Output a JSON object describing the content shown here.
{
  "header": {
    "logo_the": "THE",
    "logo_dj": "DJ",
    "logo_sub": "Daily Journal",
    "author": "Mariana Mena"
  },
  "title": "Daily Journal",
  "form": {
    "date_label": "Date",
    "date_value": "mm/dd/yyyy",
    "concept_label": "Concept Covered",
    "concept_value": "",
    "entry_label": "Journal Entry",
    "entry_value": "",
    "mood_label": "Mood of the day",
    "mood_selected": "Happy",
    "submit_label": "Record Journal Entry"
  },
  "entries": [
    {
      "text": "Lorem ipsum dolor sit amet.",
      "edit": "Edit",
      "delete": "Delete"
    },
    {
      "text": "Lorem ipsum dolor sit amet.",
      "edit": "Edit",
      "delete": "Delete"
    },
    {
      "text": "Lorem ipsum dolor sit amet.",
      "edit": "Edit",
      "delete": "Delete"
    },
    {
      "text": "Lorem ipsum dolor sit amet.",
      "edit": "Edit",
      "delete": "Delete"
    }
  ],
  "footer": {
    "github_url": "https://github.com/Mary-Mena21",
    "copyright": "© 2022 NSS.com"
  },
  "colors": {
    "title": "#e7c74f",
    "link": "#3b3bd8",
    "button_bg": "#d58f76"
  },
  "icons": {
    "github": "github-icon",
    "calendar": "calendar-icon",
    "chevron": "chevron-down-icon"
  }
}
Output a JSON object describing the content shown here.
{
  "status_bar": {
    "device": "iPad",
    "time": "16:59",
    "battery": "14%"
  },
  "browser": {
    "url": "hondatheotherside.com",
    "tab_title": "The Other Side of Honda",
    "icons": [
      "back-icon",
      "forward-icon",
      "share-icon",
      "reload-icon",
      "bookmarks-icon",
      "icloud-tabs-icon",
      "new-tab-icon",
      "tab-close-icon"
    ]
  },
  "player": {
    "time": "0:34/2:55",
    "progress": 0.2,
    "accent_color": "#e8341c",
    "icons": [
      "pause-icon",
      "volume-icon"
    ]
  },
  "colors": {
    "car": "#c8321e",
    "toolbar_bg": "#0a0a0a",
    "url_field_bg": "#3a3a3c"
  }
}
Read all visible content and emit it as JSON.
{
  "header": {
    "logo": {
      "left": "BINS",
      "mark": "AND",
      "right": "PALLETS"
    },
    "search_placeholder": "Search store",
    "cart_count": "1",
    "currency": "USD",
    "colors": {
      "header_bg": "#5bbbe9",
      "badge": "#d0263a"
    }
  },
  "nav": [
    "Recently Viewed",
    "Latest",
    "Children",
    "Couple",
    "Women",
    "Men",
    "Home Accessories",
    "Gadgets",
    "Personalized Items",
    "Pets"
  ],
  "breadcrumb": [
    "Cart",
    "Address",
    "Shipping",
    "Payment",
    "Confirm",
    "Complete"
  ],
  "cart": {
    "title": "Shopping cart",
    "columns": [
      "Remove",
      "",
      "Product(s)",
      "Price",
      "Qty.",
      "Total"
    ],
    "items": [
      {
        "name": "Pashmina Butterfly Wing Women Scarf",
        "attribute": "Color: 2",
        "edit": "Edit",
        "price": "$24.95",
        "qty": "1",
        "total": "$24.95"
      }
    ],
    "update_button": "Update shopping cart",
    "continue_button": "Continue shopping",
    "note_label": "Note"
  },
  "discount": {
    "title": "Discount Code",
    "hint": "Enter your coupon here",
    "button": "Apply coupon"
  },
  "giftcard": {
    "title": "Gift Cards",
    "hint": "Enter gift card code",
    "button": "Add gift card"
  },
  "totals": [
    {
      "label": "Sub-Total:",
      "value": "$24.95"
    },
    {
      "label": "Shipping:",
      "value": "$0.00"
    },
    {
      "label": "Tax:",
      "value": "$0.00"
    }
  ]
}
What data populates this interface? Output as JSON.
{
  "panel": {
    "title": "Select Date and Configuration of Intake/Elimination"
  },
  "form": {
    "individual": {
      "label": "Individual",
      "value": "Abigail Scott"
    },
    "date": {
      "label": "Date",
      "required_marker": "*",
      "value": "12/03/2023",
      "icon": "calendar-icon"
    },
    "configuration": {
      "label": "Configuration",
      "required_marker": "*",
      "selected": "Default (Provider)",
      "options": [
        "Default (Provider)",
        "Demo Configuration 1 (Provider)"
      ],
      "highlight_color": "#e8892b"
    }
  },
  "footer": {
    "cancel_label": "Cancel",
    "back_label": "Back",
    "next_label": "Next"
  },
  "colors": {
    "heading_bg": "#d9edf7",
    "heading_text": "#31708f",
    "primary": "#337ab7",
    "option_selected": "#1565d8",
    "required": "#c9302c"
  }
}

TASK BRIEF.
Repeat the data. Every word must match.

EXERCISE RESPONSE.
Output a JSON object describing the content shown here.
{
  "header": {
    "logo_the": "THE",
    "logo_dj": "DJ",
    "logo_sub": "Daily Journal",
    "author": "Mariana Mena"
  },
  "title": "Daily Journal",
  "form": {
    "date_label": "Date",
    "date_value": "mm/dd/yyyy",
    "concept_label": "Concept Covered",
    "concept_value": "",
    "entry_label": "Journal Entry",
    "entry_value": "",
    "mood_label": "Mood of the day",
    "mood_selected": "Happy",
    "submit_label": "Record Journal Entry"
  },
  "entries": [
    {
      "text": "Lorem ipsum dolor sit amet.",
      "edit": "Edit",
      "delete": "Delete"
    },
    {
      "text": "Lorem ipsum dolor sit amet.",
      "edit": "Edit",
      "delete": "Delete"
    },
    {
      "text": "Lorem ipsum dolor sit amet.",
      "edit": "Edit",
      "delete": "Delete"
    },
    {
      "text": "Lorem ipsum dolor sit amet.",
      "edit": "Edit",
      "delete": "Delete"
    }
  ],
  "footer": {
    "github_url": "https://github.com/Mary-Mena21",
    "copyright": "© 2022 NSS.com"
  },
  "colors": {
    "title": "#e7c74f",
    "link": "#3b3bd8",
    "button_bg": "#d58f76"
  },
  "icons": {
    "github": "github-icon",
    "calendar": "calendar-icon",
    "chevron": "chevron-down-icon"
  }
}
Output a JSON object describing the content shown here.
{
  "status_bar": {
    "device": "iPad",
    "time": "16:59",
    "battery": "14%"
  },
  "browser": {
    "url": "hondatheotherside.com",
    "tab_title": "The Other Side of Honda",
    "icons": [
      "back-icon",
      "forward-icon",
      "share-icon",
      "reload-icon",
      "bookmarks-icon",
      "icloud-tabs-icon",
      "new-tab-icon",
      "tab-close-icon"
    ]
  },
  "player": {
    "time": "0:34/2:55",
    "progress": 0.2,
    "accent_color": "#e8341c",
    "icons": [
      "pause-icon",
      "volume-icon"
    ]
  },
  "colors": {
    "car": "#c8321e",
    "toolbar_bg": "#0a0a0a",
    "url_field_bg": "#3a3a3c"
  }
}
Read all visible content and emit it as JSON.
{
  "header": {
    "logo": {
      "left": "BINS",
      "mark": "AND",
      "right": "PALLETS"
    },
    "search_placeholder": "Search store",
    "cart_count": "1",
    "currency": "USD",
    "colors": {
      "header_bg": "#5bbbe9",
      "badge": "#d0263a"
    }
  },
  "nav": [
    "Recently Viewed",
    "Latest",
    "Children",
    "Couple",
    "Women",
    "Men",
    "Home Accessories",
    "Gadgets",
    "Personalized Items",
    "Pets"
  ],
  "breadcrumb": [
    "Cart",
    "Address",
    "Shipping",
    "Payment",
    "Confirm",
    "Complete"
  ],
  "cart": {
    "title": "Shopping cart",
    "columns": [
      "Remove",
      "",
      "Product(s)",
      "Price",
      "Qty.",
      "Total"
    ],
    "items": [
      {
        "name": "Pashmina Butterfly Wing Women Scarf",
        "attribute": "Color: 2",
        "edit": "Edit",
        "price": "$24.95",
        "qty": "1",
        "total": "$24.95"
      }
    ],
    "update_button": "Update shopping cart",
    "continue_button": "Continue shopping",
    "note_label": "Note"
  },
  "discount": {
    "title": "Discount Code",
    "hint": "Enter your coupon here",
    "button": "Apply coupon"
  },
  "giftcard": {
    "title": "Gift Cards",
    "hint": "Enter gift card code",
    "button": "Add gift card"
  },
  "totals": [
    {
      "label": "Sub-Total:",
      "value": "$24.95"
    },
    {
      "label": "Shipping:",
      "value": "$0.00"
    },
    {
      "label": "Tax:",
      "value": "$0.00"
    }
  ]
}
What data populates this interface? Output as JSON.
{
  "panel": {
    "title": "Select Date and Configuration of Intake/Elimination"
  },
  "form": {
    "individual": {
      "label": "Individual",
      "value": "Abigail Scott"
    },
    "date": {
      "label": "Date",
      "required_marker": "*",
      "value": "12/03/2023",
      "icon": "calendar-icon"
    },
    "configuration": {
      "label": "Configuration",
      "required_marker": "*",
      "selected": "Default (Provider)",
      "options": [
        "Default (Provider)",
        "Demo Configuration 1 (Provider)"
      ],
      "highlight_color": "#e8892b"
    }
  },
  "footer": {
    "cancel_label": "Cancel",
    "back_label": "Back",
    "next_label": "Next"
  },
  "colors": {
    "heading_bg": "#d9edf7",
    "heading_text": "#31708f",
    "primary": "#337ab7",
    "option_selected": "#1565d8",
    "required": "#c9302c"
  }
}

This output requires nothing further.